▸ What you should do: Give back every record exactly, images excluded.
== Information
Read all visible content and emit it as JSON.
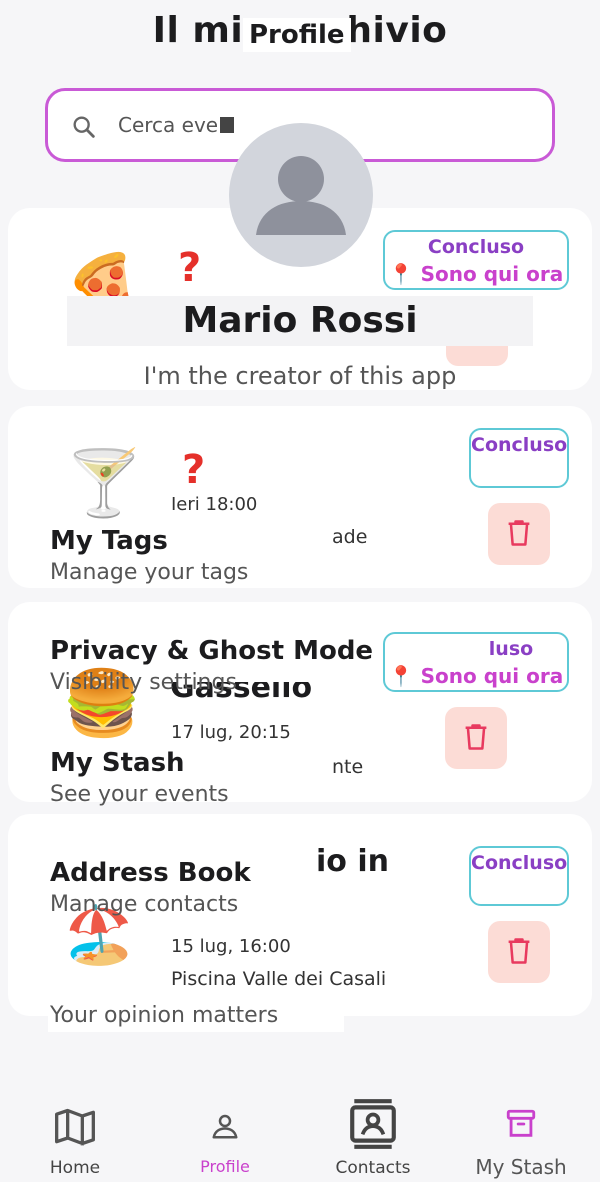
{
  "header": {
    "background_title": "Il mio archivio",
    "profile_title": "Profile"
  },
  "search": {
    "value": "Cerca eve"
  },
  "events": [
    {
      "badge_top": "Concluso",
      "badge_bottom": "Sono qui ora",
      "emoji_icon": "pizza-icon"
    },
    {
      "badge_top": "Concluso",
      "time": "Ieri 18:00",
      "place": "ade",
      "emoji_icon": "cocktail-icon"
    },
    {
      "badge_top": "luso",
      "badge_bottom": "Sono qui ora",
      "name": "Gassello",
      "time": "17 lug, 20:15",
      "place": "nte",
      "emoji_icon": "burger-icon"
    },
    {
      "badge_top": "Concluso",
      "name": "io in",
      "time": "15 lug, 16:00",
      "place": "Piscina Valle dei Casali",
      "emoji_icon": "beach-icon"
    }
  ],
  "profile": {
    "name": "Mario Rossi",
    "bio": "I'm the creator of this app"
  },
  "menu": [
    {
      "title": "My Tags",
      "subtitle": "Manage your tags"
    },
    {
      "title": "Privacy & Ghost Mode",
      "subtitle": "Visibility settings"
    },
    {
      "title": "My Stash",
      "subtitle": "See your events"
    },
    {
      "title": "Address Book",
      "subtitle": "Manage contacts"
    }
  ],
  "feedback": {
    "label": "Your opinion matters"
  },
  "nav": {
    "home": "Home",
    "profile": "Profile",
    "contacts": "Contacts",
    "stash": "My Stash"
  },
  "colors": {
    "accent": "#c941cc",
    "badge_border": "#5ec9d6",
    "trash_bg": "#fcdcd6",
    "trash_icon": "#e83a5f"
  }
}
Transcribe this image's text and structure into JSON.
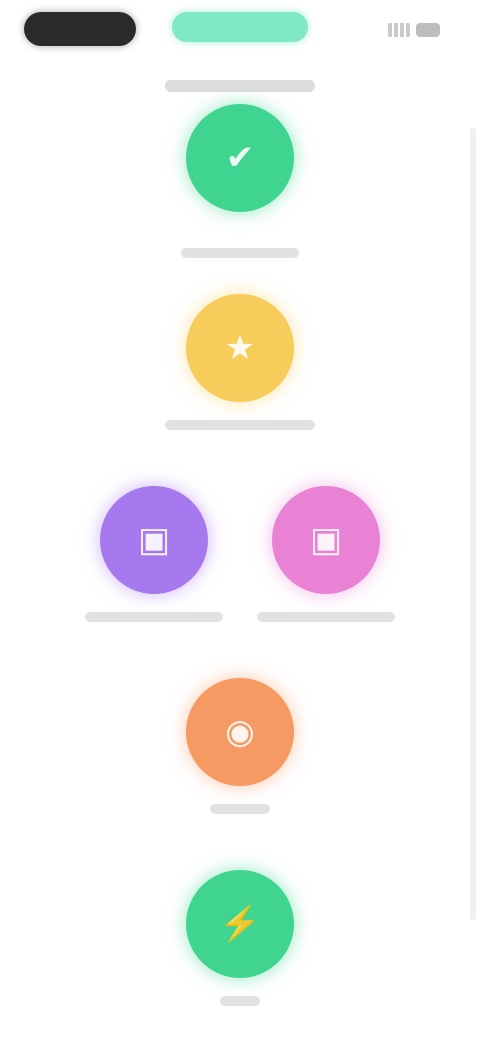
{
  "header": {
    "left_pill_color": "#2b2b2b",
    "center_pill_color": "#7fe8c7"
  },
  "path": {
    "nodes": [
      {
        "name": "node-1",
        "color": "#3fd490",
        "icon": "checkmark-icon",
        "glyph": "✔",
        "label": ""
      },
      {
        "name": "node-2",
        "color": "#f6cc5a",
        "icon": "star-icon",
        "glyph": "★",
        "label": ""
      },
      {
        "name": "node-3",
        "color": "#a779ee",
        "icon": "book-icon",
        "glyph": "▣",
        "label": ""
      },
      {
        "name": "node-4",
        "color": "#e981d4",
        "icon": "book-icon",
        "glyph": "▣",
        "label": ""
      },
      {
        "name": "node-5",
        "color": "#f59a63",
        "icon": "dumbbell-icon",
        "glyph": "◉",
        "label": ""
      },
      {
        "name": "node-6",
        "color": "#3fd490",
        "icon": "lightning-icon",
        "glyph": "⚡",
        "label": ""
      }
    ]
  }
}
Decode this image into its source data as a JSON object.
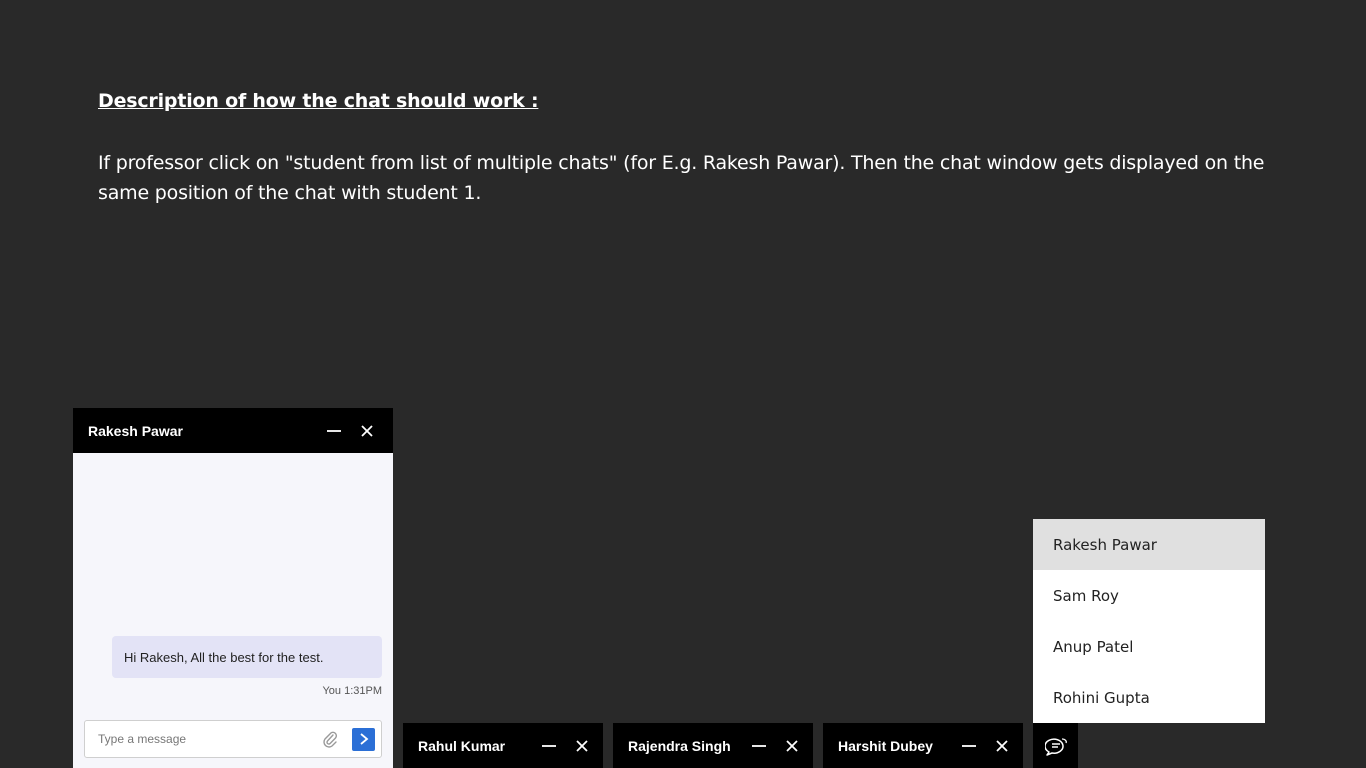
{
  "description": {
    "title": "Description of how the chat should work :",
    "body": "If professor click on \"student from list of multiple chats\" (for E.g. Rakesh Pawar). Then the chat window gets displayed on the same position of the chat with student 1."
  },
  "active_chat": {
    "name": "Rakesh Pawar",
    "messages": [
      {
        "text": "Hi Rakesh, All the best for the test.",
        "meta": "You 1:31PM"
      }
    ],
    "composer": {
      "placeholder": "Type a message"
    }
  },
  "minimized_chats": [
    {
      "name": "Rahul Kumar"
    },
    {
      "name": "Rajendra Singh"
    },
    {
      "name": "Harshit Dubey"
    }
  ],
  "chat_list": {
    "items": [
      {
        "name": "Rakesh Pawar",
        "selected": true
      },
      {
        "name": "Sam Roy",
        "selected": false
      },
      {
        "name": "Anup Patel",
        "selected": false
      },
      {
        "name": "Rohini Gupta",
        "selected": false
      }
    ]
  },
  "icons": {
    "minimize": "minimize-icon",
    "close": "close-icon",
    "attach": "paperclip-icon",
    "send": "send-arrow-icon",
    "chats": "chat-bubbles-icon"
  },
  "colors": {
    "background": "#292929",
    "header": "#000000",
    "send_button": "#2b6fd6",
    "bubble": "#e3e3f6",
    "selected_item": "#e0e0e0"
  }
}
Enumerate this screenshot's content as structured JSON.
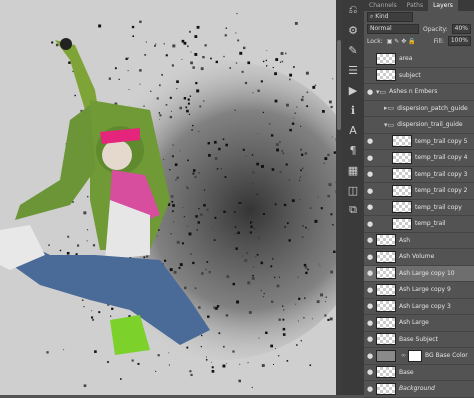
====
▸ Expected output:
Read all visible content and emit it as JSON.
{
  "header": {
    "background_title": "Il mio archivio",
    "profile_title": "Profile"
  },
  "search": {
    "value": "Cerca eve"
  },
  "events": [
    {
      "badge_top": "Concluso",
      "badge_bottom": "Sono qui ora",
      "emoji_icon": "pizza-icon"
    },
    {
      "badge_top": "Concluso",
      "time": "Ieri 18:00",
      "place": "ade",
      "emoji_icon": "cocktail-icon"
    },
    {
      "badge_top": "luso",
      "badge_bottom": "Sono qui ora",
      "name": "Gassello",
      "time": "17 lug, 20:15",
      "place": "nte",
      "emoji_icon": "burger-icon"
    },
    {
      "badge_top": "Concluso",
      "name": "io in",
      "time": "15 lug, 16:00",
      "place": "Piscina Valle dei Casali",
      "emoji_icon": "beach-icon"
    }
  ],
  "profile": {
    "name": "Mario Rossi",
    "bio": "I'm the creator of this app"
  },
  "menu": [
    {
      "title": "My Tags",
      "subtitle": "Manage your tags"
    },
    {
      "title": "Privacy & Ghost Mode",
      "subtitle": "Visibility settings"
    },
    {
      "title": "My Stash",
      "subtitle": "See your events"
    },
    {
      "title": "Address Book",
      "subtitle": "Manage contacts"
    }
  ],
  "feedback": {
    "label": "Your opinion matters"
  },
  "nav": {
    "home": "Home",
    "profile": "Profile",
    "contacts": "Contacts",
    "stash": "My Stash"
  },
  "colors": {
    "accent": "#c941cc",
    "badge_border": "#5ec9d6",
    "trash_bg": "#fcdcd6",
    "trash_icon": "#e83a5f"
  }
}
Transcribe this image's text and structure into JSON.
{
  "header": {
    "left_pill_color": "#2b2b2b",
    "center_pill_color": "#7fe8c7"
  },
  "path": {
    "nodes": [
      {
        "name": "node-1",
        "color": "#3fd490",
        "icon": "checkmark-icon",
        "glyph": "✔",
        "label": ""
      },
      {
        "name": "node-2",
        "color": "#f6cc5a",
        "icon": "star-icon",
        "glyph": "★",
        "label": ""
      },
      {
        "name": "node-3",
        "color": "#a779ee",
        "icon": "book-icon",
        "glyph": "▣",
        "label": ""
      },
      {
        "name": "node-4",
        "color": "#e981d4",
        "icon": "book-icon",
        "glyph": "▣",
        "label": ""
      },
      {
        "name": "node-5",
        "color": "#f59a63",
        "icon": "dumbbell-icon",
        "glyph": "◉",
        "label": ""
      },
      {
        "name": "node-6",
        "color": "#3fd490",
        "icon": "lightning-icon",
        "glyph": "⚡",
        "label": ""
      }
    ]
  }
}
Decode this image into its source data as a JSON object.
{
  "description": {
    "title": "Description of how the chat should work :",
    "body": "If professor click on \"student from list of multiple chats\" (for E.g. Rakesh Pawar). Then the chat window gets displayed on the same position of the chat with student 1."
  },
  "active_chat": {
    "name": "Rakesh Pawar",
    "messages": [
      {
        "text": "Hi Rakesh, All the best for the test.",
        "meta": "You 1:31PM"
      }
    ],
    "composer": {
      "placeholder": "Type a message"
    }
  },
  "minimized_chats": [
    {
      "name": "Rahul Kumar"
    },
    {
      "name": "Rajendra Singh"
    },
    {
      "name": "Harshit Dubey"
    }
  ],
  "chat_list": {
    "items": [
      {
        "name": "Rakesh Pawar",
        "selected": true
      },
      {
        "name": "Sam Roy",
        "selected": false
      },
      {
        "name": "Anup Patel",
        "selected": false
      },
      {
        "name": "Rohini Gupta",
        "selected": false
      }
    ]
  },
  "icons": {
    "minimize": "minimize-icon",
    "close": "close-icon",
    "attach": "paperclip-icon",
    "send": "send-arrow-icon",
    "chats": "chat-bubbles-icon"
  },
  "colors": {
    "background": "#292929",
    "header": "#000000",
    "send_button": "#2b6fd6",
    "bubble": "#e3e3f6",
    "selected_item": "#e0e0e0"
  }
}
Enumerate this screenshot's content as structured JSON.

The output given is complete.